> Data items
+++++

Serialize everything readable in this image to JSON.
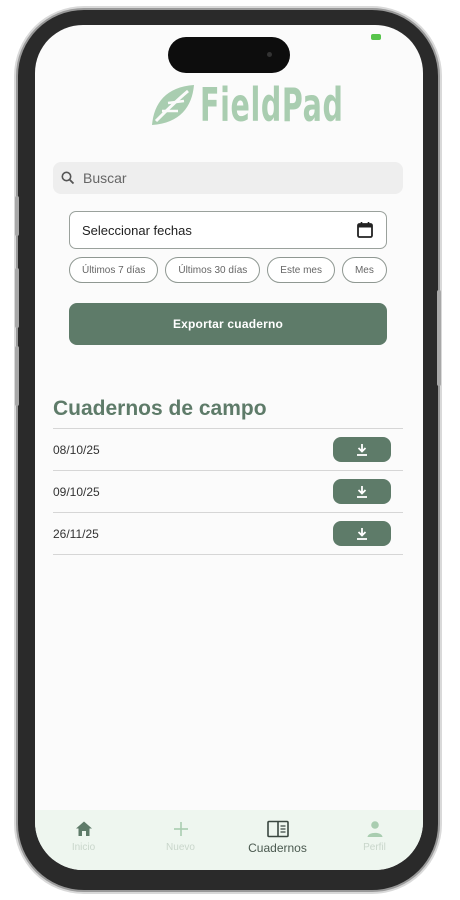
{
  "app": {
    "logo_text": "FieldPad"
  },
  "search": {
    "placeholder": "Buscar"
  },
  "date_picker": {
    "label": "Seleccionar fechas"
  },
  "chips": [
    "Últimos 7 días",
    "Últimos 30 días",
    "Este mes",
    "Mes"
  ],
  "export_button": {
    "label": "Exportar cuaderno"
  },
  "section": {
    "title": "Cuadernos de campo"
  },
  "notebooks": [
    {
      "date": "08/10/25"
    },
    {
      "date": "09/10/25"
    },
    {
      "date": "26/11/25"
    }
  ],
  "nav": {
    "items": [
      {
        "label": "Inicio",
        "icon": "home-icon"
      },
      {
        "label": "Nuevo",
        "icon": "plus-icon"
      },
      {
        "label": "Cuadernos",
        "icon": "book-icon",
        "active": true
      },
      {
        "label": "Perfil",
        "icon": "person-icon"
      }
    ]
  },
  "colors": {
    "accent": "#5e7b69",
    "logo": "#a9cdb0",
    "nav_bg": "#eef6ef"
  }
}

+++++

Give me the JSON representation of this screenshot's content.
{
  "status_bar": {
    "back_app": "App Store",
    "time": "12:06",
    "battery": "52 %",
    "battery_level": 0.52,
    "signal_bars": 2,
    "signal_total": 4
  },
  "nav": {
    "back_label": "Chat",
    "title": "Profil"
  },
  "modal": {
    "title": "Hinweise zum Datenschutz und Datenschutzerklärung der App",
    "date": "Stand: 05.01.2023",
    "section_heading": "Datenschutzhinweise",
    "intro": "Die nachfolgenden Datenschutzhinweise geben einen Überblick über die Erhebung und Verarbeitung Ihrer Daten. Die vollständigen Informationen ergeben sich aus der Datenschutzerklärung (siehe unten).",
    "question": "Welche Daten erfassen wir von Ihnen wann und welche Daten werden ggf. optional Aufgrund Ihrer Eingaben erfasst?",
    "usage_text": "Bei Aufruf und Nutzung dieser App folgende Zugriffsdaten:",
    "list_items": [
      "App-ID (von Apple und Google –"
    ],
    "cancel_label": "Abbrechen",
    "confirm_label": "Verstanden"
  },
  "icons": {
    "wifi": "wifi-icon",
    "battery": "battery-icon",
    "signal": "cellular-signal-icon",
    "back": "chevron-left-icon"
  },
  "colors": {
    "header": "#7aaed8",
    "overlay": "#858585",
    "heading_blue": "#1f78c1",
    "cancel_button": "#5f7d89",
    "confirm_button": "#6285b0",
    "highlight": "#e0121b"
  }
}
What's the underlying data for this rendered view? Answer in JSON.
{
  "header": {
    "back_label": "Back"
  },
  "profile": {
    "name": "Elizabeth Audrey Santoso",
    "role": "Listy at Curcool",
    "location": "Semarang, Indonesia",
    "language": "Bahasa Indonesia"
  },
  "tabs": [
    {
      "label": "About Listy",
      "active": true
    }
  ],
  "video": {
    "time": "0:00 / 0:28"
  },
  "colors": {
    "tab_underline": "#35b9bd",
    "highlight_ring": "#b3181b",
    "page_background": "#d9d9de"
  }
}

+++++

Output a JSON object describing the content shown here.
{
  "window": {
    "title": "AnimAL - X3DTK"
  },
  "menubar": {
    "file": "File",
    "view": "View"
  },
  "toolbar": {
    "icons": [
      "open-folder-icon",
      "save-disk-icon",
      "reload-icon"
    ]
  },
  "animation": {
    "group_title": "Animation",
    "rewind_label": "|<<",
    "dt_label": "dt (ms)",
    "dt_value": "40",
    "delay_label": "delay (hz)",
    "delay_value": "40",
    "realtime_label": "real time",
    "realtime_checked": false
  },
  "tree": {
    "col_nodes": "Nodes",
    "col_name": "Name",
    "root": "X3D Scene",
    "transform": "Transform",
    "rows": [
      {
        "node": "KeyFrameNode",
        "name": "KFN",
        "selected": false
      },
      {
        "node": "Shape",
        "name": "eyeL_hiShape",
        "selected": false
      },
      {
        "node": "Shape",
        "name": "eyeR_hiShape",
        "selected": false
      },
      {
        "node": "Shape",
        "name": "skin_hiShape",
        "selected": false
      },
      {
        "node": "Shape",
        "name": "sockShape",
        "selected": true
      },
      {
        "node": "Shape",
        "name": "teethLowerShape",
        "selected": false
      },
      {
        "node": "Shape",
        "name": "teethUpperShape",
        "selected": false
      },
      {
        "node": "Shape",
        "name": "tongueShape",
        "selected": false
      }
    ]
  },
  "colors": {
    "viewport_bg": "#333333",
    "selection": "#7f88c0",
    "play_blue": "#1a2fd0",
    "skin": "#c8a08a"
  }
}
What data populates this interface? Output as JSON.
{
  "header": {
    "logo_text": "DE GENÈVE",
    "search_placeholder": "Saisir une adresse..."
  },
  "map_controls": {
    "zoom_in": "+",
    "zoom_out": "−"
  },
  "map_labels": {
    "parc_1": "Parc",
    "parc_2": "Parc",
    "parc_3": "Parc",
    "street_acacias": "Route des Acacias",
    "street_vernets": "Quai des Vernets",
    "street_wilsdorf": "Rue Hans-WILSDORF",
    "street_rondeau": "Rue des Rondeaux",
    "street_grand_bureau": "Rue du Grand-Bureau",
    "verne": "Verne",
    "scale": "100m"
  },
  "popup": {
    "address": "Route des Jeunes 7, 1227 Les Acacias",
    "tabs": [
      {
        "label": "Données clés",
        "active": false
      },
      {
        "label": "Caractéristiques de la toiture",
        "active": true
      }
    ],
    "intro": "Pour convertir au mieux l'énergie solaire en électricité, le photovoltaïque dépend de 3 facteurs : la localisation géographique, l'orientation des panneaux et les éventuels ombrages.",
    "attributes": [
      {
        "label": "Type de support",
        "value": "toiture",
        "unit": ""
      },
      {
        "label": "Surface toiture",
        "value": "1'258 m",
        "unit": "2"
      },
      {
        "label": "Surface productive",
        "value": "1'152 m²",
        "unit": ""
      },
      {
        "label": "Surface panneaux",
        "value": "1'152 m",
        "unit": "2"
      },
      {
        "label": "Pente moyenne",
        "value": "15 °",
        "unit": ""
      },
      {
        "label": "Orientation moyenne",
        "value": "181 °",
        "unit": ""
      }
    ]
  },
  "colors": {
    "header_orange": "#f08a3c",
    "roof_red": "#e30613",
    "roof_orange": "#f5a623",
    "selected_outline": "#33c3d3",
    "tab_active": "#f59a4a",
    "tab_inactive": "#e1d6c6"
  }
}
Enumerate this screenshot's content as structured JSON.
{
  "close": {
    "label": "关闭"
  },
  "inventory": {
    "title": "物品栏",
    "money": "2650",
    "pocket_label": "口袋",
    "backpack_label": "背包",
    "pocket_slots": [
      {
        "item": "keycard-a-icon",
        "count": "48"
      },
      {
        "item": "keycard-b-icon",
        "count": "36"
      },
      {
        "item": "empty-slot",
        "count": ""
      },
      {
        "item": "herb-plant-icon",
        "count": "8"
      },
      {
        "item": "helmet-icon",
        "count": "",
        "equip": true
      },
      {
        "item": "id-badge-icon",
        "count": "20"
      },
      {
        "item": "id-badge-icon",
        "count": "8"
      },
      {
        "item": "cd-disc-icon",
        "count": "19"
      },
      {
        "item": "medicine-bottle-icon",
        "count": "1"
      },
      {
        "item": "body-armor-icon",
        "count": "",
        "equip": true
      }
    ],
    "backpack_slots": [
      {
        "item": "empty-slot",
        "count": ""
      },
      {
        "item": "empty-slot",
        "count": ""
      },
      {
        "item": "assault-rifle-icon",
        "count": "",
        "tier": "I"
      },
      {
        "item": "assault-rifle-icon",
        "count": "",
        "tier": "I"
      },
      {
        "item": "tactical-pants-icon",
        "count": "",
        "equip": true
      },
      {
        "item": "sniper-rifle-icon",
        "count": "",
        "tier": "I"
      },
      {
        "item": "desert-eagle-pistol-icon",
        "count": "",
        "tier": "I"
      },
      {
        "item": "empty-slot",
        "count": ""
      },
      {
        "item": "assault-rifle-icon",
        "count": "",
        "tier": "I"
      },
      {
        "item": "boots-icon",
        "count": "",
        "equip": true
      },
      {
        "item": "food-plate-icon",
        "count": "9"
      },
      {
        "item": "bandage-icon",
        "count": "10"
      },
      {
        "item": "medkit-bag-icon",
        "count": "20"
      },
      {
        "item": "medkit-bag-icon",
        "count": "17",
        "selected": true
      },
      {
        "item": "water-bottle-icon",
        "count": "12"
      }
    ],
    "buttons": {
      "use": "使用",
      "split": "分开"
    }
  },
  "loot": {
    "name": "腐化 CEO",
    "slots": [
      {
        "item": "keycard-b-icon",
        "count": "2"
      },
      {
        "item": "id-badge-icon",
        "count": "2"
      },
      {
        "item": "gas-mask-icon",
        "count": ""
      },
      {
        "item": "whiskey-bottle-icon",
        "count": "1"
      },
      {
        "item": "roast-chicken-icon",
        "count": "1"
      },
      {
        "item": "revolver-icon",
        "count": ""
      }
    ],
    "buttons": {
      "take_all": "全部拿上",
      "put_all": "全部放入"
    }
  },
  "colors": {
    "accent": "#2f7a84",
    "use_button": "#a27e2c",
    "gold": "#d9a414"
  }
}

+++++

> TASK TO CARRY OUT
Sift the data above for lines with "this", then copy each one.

> ANSWER TO THE PROBLEM
Serialize everything readable in this image to JSON.
Give me the JSON representation of this screenshot's content.
What's the underlying data for this rendered view? Answer in JSON.
What data populates this interface? Output as JSON.
Enumerate this screenshot's content as structured JSON.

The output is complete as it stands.